February 19th, 2014
I so often write about dealing with depression, loneliness, hopelessness, and other difficult, dark times. I do this because we all go through challenging periods, but many of us rarely talk with our friends and loved ones about how we cope and find our way. Usually, I’ll write about the suggestions I give to clients, the ways my clients cope, or advice from other clinicians. This time, though, I’m doing something different, with the hope that this will be helpful as well.
I wrote the following status update on my personal Facebook profile: I want to write a blog post on how people get themselves through times where they are lonely, depressed, and or hopeless…but I want to write about what real people do, not my suggestions. So, I’d love to hear what you do for yourself in such times. You can message me for anonymity’s sake, or feel free to post here as well. I won’t mention your name in the blog post though.
What I received were some very heartfelt, sincere, and genuine responses – which I will share with you, in my friends’ own words, with limited editing:
One friend wrote: I get through by remembering that the bad/low time ends eventually, trying to sleep more (i.e. just let myself be exhausted and not try to push myself through, which is what society is often saying I should do), seeking support from friends/loved ones, get things done first thing in the day when I usually have energy even when in a depression.

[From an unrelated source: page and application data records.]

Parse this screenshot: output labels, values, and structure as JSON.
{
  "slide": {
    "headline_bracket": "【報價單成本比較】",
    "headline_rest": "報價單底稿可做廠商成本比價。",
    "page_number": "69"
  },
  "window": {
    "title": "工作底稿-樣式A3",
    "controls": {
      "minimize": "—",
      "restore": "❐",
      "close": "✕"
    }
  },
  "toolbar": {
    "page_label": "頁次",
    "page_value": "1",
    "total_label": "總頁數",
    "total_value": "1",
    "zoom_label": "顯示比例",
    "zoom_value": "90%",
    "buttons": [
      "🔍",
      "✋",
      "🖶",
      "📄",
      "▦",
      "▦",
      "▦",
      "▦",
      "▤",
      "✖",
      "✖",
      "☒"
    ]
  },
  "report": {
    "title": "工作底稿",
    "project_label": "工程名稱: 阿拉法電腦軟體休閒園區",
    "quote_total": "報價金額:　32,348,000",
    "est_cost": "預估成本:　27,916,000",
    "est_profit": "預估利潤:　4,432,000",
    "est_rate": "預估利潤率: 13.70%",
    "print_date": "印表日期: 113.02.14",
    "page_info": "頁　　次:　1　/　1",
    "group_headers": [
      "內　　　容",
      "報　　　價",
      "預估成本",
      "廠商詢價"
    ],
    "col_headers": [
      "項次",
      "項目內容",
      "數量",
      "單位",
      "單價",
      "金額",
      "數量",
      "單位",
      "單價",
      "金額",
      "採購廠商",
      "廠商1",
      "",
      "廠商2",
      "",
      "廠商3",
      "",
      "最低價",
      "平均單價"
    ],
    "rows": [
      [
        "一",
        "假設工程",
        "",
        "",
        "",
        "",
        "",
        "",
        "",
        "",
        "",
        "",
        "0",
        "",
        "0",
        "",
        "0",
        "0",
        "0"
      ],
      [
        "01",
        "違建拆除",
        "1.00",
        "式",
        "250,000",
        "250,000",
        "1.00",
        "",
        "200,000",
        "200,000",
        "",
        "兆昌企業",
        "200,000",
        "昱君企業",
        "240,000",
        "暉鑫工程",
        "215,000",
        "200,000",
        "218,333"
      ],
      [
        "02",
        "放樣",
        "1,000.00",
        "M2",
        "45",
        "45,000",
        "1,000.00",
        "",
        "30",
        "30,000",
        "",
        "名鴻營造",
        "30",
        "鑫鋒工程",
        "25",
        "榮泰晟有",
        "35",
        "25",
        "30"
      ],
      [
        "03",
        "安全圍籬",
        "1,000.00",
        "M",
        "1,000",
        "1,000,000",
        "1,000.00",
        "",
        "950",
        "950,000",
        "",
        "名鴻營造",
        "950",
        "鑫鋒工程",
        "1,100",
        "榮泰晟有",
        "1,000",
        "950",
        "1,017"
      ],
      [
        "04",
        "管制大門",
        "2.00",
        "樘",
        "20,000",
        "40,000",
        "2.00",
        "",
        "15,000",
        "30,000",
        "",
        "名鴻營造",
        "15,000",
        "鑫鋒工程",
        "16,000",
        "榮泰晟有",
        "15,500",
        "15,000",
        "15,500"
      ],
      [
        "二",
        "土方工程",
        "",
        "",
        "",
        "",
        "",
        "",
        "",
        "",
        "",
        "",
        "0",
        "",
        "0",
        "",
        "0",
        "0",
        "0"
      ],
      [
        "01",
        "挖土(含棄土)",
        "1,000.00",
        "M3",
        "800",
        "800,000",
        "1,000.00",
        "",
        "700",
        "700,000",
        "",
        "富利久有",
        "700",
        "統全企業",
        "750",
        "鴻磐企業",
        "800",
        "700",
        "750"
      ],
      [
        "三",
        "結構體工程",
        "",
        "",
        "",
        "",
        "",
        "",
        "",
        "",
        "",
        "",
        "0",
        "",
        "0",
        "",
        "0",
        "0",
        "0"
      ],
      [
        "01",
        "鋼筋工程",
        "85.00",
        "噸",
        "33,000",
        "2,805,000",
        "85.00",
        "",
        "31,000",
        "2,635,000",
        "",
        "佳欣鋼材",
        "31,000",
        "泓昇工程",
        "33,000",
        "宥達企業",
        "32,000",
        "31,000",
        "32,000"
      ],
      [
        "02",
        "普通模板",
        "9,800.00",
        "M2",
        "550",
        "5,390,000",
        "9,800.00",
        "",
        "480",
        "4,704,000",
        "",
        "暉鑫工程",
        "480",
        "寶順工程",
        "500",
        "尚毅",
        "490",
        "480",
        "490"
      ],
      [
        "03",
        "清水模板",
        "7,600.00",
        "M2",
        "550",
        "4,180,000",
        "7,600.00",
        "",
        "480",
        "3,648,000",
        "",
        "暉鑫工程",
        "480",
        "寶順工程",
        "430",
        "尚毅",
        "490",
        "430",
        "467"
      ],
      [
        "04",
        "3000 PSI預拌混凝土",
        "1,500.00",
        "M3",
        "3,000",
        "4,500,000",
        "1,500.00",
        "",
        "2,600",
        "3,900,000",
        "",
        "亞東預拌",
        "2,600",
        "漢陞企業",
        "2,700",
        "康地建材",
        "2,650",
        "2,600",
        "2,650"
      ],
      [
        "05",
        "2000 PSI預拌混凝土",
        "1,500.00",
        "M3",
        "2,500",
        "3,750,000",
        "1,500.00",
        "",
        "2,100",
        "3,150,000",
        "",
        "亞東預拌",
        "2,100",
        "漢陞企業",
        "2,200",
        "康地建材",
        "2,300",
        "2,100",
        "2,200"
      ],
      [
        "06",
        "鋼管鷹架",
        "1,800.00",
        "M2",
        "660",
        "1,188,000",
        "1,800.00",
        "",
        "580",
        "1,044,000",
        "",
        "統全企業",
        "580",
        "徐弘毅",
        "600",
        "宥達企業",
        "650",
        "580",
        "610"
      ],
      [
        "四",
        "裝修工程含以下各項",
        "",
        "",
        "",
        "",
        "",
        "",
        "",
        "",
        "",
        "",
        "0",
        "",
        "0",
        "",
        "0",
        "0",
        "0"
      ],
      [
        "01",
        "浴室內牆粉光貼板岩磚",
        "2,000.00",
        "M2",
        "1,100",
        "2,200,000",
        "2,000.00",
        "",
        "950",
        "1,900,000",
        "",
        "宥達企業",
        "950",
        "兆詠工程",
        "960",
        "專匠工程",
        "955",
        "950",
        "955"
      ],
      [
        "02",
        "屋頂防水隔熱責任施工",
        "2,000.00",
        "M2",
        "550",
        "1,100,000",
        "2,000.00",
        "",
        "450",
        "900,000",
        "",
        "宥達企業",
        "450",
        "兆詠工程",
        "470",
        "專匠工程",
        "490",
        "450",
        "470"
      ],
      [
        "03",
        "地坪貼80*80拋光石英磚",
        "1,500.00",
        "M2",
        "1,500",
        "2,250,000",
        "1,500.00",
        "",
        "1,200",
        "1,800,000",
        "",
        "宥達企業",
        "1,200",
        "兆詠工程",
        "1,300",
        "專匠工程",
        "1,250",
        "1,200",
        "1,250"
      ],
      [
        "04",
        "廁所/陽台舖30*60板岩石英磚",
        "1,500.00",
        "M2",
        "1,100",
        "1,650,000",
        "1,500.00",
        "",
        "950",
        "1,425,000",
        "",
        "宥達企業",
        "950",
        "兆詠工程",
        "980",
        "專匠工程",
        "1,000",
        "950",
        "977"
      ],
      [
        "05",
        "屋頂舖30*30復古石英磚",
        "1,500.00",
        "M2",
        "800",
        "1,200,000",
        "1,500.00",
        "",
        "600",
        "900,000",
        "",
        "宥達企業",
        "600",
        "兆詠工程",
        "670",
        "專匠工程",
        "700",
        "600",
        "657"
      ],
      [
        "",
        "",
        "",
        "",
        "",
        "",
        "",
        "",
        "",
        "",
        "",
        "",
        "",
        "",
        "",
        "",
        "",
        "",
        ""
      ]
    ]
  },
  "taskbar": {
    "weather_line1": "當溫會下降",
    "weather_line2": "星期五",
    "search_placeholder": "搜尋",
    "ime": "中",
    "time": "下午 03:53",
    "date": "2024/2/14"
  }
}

Another shared this with me, and now with you: Go to the beach. Even if it is just a day trip; I have yet to encounter a problem so large some salty air can’t bring a sigh if relief and some fresh perspective to.
And someone else I’ve known wrote this: I’ve been lonely, but I’ve never been depressed or felt hopeless. At times when I was lonely, I’d always turn to arts or doing things to be productive and feel my time was well spent, even if it wasn’t spent in the company of loved ones. I don’t mean I mopped the floor. I know it sounds kind of “old lady”, but even as a teenager, I quilted. It’s something I was taught (I come from New England where that’s fairly common). Or I painted.
Clearly quilting has helped more than just “old ladies” get through difficult times, if the AIDS Memorial Quilt is any indication! (See the picture above.)
More advice to come in Part II!!!
If you’re looking for a therapist or counselor in Dupont Circle, Washington, DC, feel free to contact Mike Giordano, LICSW at 202-460-6384 or Mike.Giordano.MSW@gmail.com.